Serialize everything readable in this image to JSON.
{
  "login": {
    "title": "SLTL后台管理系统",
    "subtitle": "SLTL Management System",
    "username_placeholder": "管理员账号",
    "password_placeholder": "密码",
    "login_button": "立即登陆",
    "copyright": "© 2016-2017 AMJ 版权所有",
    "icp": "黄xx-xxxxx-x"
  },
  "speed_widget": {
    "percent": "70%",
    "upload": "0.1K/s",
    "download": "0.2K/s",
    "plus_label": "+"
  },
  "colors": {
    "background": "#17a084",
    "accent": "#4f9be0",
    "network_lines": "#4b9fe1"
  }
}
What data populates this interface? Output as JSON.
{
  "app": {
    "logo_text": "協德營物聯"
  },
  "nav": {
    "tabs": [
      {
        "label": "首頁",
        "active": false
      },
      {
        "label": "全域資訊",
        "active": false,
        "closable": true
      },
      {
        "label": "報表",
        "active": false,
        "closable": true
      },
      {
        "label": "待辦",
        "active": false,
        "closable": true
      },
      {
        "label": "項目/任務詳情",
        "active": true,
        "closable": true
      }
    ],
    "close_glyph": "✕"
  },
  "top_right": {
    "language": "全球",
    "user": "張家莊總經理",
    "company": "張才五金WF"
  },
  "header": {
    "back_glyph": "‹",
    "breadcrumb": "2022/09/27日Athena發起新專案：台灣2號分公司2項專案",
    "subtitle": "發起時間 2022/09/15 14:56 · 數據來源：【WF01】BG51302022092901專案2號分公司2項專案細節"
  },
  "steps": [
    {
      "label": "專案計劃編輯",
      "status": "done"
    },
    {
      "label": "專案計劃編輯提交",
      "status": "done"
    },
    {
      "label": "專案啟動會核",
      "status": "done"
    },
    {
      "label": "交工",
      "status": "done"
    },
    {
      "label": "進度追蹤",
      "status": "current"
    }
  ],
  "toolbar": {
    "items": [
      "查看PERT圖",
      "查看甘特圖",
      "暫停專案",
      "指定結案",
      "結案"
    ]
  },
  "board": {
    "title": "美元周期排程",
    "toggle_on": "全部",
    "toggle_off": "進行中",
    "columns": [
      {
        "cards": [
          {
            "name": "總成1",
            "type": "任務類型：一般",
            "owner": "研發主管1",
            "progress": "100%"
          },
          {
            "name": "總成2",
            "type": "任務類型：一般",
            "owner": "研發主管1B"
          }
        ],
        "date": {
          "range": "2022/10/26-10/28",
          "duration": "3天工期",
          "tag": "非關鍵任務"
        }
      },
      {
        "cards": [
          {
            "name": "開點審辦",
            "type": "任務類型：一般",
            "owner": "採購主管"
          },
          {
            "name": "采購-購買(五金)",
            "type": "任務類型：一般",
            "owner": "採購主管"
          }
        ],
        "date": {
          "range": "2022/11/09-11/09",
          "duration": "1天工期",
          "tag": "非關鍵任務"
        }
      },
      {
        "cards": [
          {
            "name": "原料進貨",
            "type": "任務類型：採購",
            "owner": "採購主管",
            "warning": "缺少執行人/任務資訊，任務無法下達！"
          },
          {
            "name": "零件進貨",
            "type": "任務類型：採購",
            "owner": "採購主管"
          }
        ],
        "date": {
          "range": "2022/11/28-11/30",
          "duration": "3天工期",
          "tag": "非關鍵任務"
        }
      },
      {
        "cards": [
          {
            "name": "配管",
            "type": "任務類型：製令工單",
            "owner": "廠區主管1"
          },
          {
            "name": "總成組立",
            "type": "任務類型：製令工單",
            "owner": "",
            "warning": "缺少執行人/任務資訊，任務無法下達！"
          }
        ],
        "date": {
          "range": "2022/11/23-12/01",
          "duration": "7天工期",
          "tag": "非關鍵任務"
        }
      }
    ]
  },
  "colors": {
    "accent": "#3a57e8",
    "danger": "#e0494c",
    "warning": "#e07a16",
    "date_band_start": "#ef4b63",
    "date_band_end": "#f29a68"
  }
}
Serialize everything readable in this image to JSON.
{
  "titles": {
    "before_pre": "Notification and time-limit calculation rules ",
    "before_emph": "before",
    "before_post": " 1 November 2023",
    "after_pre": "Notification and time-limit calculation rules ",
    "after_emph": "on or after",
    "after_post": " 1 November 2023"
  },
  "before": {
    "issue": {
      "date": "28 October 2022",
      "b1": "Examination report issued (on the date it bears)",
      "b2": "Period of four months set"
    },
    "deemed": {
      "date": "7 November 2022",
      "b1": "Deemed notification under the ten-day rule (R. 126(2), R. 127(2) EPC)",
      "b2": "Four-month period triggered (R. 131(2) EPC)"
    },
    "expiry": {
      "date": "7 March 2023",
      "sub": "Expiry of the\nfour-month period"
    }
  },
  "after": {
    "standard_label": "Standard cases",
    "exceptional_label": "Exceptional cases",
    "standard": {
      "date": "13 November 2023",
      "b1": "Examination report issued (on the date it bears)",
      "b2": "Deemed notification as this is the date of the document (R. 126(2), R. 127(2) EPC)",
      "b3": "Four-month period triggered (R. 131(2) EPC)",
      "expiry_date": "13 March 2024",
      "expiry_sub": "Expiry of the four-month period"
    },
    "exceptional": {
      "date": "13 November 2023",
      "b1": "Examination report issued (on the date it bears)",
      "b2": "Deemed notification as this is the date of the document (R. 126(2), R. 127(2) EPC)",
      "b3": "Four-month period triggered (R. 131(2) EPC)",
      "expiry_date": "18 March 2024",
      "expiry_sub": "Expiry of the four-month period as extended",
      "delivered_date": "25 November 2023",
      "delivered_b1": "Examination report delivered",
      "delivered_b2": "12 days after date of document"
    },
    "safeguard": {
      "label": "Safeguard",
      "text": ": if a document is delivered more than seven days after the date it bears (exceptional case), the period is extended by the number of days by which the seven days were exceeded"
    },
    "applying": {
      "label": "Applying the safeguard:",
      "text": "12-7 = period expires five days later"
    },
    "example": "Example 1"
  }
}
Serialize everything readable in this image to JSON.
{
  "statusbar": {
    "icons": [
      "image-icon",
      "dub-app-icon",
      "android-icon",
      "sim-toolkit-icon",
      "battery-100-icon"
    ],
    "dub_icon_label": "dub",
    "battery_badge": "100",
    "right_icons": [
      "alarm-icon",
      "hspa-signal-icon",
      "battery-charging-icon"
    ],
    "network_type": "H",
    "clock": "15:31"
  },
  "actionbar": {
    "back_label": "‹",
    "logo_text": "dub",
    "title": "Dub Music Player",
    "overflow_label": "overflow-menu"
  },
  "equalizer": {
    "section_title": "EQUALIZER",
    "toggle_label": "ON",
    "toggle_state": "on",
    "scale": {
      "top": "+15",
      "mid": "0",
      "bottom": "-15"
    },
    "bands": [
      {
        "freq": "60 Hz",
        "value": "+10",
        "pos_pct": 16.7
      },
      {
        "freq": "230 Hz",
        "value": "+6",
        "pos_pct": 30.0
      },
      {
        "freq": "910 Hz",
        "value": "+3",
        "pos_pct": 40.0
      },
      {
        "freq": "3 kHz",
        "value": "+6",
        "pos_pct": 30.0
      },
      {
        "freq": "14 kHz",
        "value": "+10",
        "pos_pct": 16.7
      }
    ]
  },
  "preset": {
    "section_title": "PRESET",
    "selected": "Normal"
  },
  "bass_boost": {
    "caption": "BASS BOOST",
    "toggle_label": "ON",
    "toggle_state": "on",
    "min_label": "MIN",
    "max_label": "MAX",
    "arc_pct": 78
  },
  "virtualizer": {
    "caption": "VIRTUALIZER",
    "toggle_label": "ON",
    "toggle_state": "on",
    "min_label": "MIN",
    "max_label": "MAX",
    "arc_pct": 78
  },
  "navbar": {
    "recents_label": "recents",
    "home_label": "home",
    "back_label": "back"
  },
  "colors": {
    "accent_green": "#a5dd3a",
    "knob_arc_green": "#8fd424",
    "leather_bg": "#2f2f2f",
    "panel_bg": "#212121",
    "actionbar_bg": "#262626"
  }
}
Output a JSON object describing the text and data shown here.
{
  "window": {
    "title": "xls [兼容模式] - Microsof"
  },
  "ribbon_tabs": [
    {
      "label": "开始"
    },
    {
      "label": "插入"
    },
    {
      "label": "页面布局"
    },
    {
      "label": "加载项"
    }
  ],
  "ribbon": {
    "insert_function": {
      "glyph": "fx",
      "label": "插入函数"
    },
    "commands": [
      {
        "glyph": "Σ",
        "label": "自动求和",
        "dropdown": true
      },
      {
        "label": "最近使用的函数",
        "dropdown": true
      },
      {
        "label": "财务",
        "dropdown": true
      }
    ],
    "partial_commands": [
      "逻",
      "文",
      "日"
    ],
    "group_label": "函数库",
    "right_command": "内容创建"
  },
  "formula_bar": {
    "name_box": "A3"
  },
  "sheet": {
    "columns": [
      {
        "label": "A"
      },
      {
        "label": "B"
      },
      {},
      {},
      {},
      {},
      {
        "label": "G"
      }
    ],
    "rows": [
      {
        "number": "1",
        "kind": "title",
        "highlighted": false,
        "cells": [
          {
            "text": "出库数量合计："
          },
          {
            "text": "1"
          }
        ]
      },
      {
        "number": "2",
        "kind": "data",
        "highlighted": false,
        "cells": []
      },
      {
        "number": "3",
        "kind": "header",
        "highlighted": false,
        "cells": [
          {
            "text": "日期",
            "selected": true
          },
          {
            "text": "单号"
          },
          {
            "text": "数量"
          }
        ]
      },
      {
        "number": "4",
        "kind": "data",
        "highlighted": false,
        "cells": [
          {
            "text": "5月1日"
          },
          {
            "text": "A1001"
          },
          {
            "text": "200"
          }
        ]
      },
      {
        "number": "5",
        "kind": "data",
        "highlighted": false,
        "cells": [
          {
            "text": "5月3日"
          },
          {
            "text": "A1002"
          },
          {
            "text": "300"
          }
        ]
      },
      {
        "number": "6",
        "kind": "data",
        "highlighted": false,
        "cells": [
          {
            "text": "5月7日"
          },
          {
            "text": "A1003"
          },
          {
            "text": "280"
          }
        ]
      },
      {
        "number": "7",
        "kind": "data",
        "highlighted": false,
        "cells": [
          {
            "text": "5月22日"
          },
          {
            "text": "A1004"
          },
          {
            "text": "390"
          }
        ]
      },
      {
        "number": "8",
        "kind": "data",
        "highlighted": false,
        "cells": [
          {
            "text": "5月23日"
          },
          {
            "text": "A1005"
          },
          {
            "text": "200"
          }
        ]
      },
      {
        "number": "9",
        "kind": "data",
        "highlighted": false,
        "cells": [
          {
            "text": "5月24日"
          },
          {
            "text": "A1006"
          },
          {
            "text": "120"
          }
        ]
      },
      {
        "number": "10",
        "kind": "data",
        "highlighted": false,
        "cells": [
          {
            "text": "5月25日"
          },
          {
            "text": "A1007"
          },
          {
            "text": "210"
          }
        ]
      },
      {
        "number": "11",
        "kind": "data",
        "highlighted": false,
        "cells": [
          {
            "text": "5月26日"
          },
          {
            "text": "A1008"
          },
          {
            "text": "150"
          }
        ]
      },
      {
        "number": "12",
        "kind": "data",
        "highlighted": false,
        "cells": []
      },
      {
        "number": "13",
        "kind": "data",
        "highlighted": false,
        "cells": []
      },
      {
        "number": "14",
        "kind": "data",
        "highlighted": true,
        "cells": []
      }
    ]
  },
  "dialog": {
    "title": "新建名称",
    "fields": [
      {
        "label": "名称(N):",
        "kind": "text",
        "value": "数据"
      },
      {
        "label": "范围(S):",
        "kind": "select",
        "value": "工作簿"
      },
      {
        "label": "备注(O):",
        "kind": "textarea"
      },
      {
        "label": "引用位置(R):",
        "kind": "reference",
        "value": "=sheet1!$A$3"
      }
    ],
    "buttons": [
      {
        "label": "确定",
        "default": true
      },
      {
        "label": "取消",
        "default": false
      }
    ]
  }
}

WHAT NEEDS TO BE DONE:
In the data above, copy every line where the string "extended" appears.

YOUR SOLUTION:
      "expiry_sub": "Expiry of the four-month period as extended",
      "text": ": if a document is delivered more than seven days after the date it bears (exceptional case), the period is extended by the number of days by which the seven days were exceeded"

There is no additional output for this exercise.